World Rugby will expect exemption on French law on doping
WR sought assurances, as a positive test in France is considered a criminal offence
Bernard Laporte: “Some will vote for France despite the recommendation”. Photograph: David Rogers/Getty Images
World Rugby (WR) are expecting a “sporting exemption” from French law on anti-doping violations should their bid for the 2023 World Cup prove successful.
Having raised concerns about a positive dope test in France being “considered a criminal offence,” in their technical report when recommending South Africa host the 2023 World Cup, WR have received assurances that a foreign player would not be under threat of prosecution.
This is believed to include positive tests for illegal recreational drugs.
“The proposal clarifies that, running concurrently with the World Rugby anti-doping rules, it is considered a criminal offence under French law to use, hold or sell narcotics or illegal drugs, and legal action may be taken accordingly,” said the World Rugby report. “There is therefore some element of risk here; however, France also states that this would have no impact on RWC 2023 as a tournament, including the participating teams.
“Furthermore, it commits to no team or union being punishable should a player be found in violation of anti-doping rules, and while the Rugby World Cup Limited (RWCL) did not specifically request government commitment at this stage, France has not provided any official government documentation to support this statement and therefore this could pose a risk to the tournament and participating teams.”
Following Tuesday’s publishing of the independently commissioned report, the French bid appeared the major losers, rather than the IRFU who were clearly labelled third in the pecking order due to a number of inferior aspects within the Irish bid.
The French stadiums, while deemed “exceptional,” lost points to South Africa’s full marks due to a “lack of clarity around pitch dimensions” at soccer grounds.
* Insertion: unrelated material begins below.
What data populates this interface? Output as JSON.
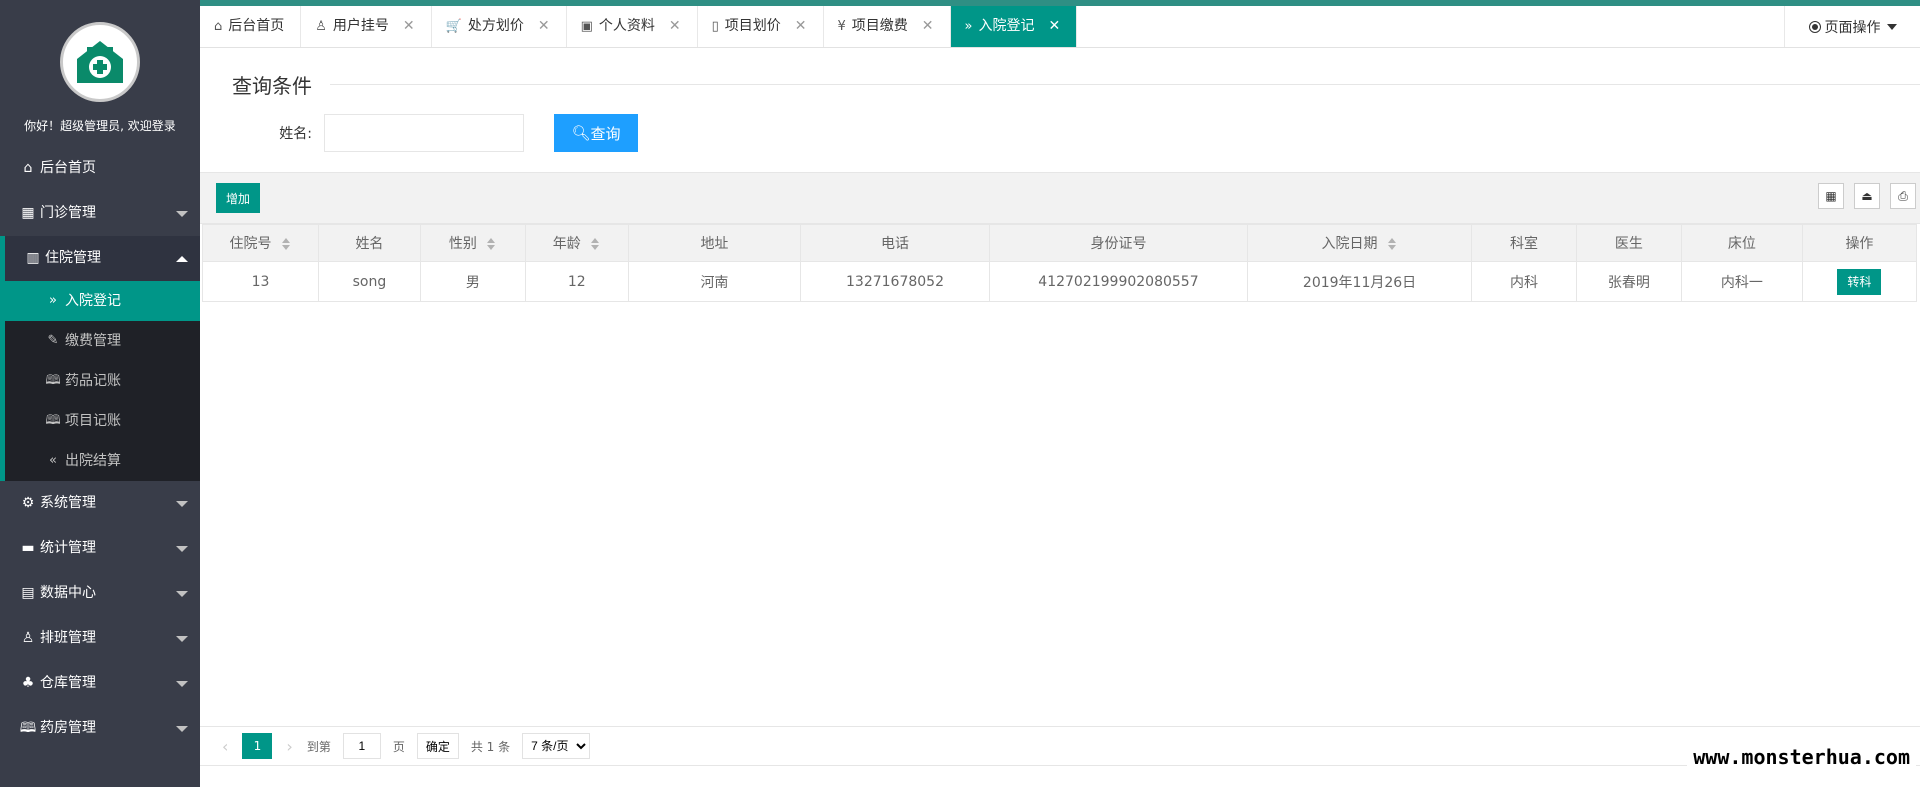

Other concerns exist due to the French football season being in full flow in September and October.
Issues with the French medical services also prompted RWCL board to give their unanimous support to South Africa. “While France’s bid outlined a detailed tournament medical programme for a major event, it lacked in places a rugby focus and, given World Rugby’s attention to and emphasis on player welfare, this rugby knowledge and understanding is crucial to the successful delivery of the rugby services programme.
“However, after a clarification question, France detailed that the tournament medical director would be supported by an expert committee comprised of practitioners and specialists in areas specific to rugby including concussion, neurology and head injuries.”
World Rugby also “believes some of the provided statistical information” on player safety and care “to be inaccurate.”
Furthermore, a French World Cup a year before the Paris 2024 Olympics is expected to have a negative “impact on business and operational goals.” World Rugby are experiencing ongoing issues ahead of Japan 2019, which is followed by the Tokyo 2020 Games.
Nevertheless, the Irish bid was described as “not as comprehensive or innovative” as the French offering.
“Some will vote for France despite the recommendation,” said Bernard Laporte, the French Rugby federation president.
Laporte was asked if his recent business dealings with Montpellier, own by Mohed Altrad, impacted on the bid.
“No! With Claude (Atcher, the project director), we went around the world to present our project and I was never asked about it. The only question that came up was about security. The only.”
All three bids scored the same on security measures with Ireland’s bid hindered by focusing “primarily on the management of the threat of international terrorism.”
The WR report had the French bid beating the IRFU in every category and deemed superior to South Africa in terms of predicted profitability and “hosting concept.”